▶ **About this exercise**: The number of lines below containing the word "color" is all that should be returned.

• • • • • • •

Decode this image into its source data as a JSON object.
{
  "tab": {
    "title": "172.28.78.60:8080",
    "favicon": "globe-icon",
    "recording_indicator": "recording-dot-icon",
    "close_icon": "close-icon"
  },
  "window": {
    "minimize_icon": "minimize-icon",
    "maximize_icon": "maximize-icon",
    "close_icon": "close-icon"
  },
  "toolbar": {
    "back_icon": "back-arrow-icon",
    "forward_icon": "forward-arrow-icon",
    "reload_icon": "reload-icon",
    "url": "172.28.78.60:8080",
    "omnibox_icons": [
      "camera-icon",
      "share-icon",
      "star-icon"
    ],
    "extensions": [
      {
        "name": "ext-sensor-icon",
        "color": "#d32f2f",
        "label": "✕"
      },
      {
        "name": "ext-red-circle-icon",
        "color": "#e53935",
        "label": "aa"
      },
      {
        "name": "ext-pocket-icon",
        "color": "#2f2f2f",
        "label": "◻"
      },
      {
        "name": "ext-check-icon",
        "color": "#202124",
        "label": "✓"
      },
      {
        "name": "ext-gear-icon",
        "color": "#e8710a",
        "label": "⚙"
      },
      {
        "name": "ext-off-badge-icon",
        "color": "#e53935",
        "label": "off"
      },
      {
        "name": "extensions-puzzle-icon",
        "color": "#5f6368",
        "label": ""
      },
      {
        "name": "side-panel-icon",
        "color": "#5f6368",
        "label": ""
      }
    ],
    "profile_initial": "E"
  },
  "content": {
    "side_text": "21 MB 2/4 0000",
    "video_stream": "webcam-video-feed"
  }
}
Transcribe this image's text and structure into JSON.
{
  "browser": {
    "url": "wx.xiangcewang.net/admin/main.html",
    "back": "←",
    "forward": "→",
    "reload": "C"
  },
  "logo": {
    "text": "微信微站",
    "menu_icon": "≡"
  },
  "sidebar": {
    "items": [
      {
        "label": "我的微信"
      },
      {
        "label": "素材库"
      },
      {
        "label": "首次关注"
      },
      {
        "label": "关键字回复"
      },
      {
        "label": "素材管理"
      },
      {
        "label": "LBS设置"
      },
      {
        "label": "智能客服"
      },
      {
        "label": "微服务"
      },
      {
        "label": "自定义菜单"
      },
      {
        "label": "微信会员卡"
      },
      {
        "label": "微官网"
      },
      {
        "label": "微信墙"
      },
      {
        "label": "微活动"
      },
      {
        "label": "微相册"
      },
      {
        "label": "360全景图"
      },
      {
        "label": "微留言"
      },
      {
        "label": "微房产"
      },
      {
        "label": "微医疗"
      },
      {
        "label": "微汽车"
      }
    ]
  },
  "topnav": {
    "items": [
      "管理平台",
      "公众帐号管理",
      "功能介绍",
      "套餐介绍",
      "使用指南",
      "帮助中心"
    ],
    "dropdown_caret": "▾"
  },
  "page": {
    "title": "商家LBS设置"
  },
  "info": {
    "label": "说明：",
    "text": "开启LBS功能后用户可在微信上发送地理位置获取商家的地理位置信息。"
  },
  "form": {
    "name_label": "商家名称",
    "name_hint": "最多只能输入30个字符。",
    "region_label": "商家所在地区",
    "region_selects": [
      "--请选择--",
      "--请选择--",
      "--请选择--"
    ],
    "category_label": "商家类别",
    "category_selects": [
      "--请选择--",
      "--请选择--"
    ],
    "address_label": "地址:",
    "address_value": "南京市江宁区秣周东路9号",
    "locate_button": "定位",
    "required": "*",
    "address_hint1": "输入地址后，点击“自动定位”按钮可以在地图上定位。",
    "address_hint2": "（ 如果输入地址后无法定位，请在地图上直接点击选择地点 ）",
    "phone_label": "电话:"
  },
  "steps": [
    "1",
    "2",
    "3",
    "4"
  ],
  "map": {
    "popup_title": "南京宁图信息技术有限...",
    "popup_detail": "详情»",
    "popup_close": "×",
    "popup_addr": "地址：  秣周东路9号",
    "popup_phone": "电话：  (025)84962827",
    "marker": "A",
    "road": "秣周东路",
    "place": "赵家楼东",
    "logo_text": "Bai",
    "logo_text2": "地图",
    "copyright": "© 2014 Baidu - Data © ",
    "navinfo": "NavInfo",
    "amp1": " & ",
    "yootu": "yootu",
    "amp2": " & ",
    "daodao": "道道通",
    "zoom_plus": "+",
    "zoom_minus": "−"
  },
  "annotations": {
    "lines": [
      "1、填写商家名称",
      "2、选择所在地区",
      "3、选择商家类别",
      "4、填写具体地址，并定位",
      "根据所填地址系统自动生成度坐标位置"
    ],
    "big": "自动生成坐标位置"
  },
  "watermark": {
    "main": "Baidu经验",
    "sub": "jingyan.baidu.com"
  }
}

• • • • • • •

▶ **Completed exercise**: 8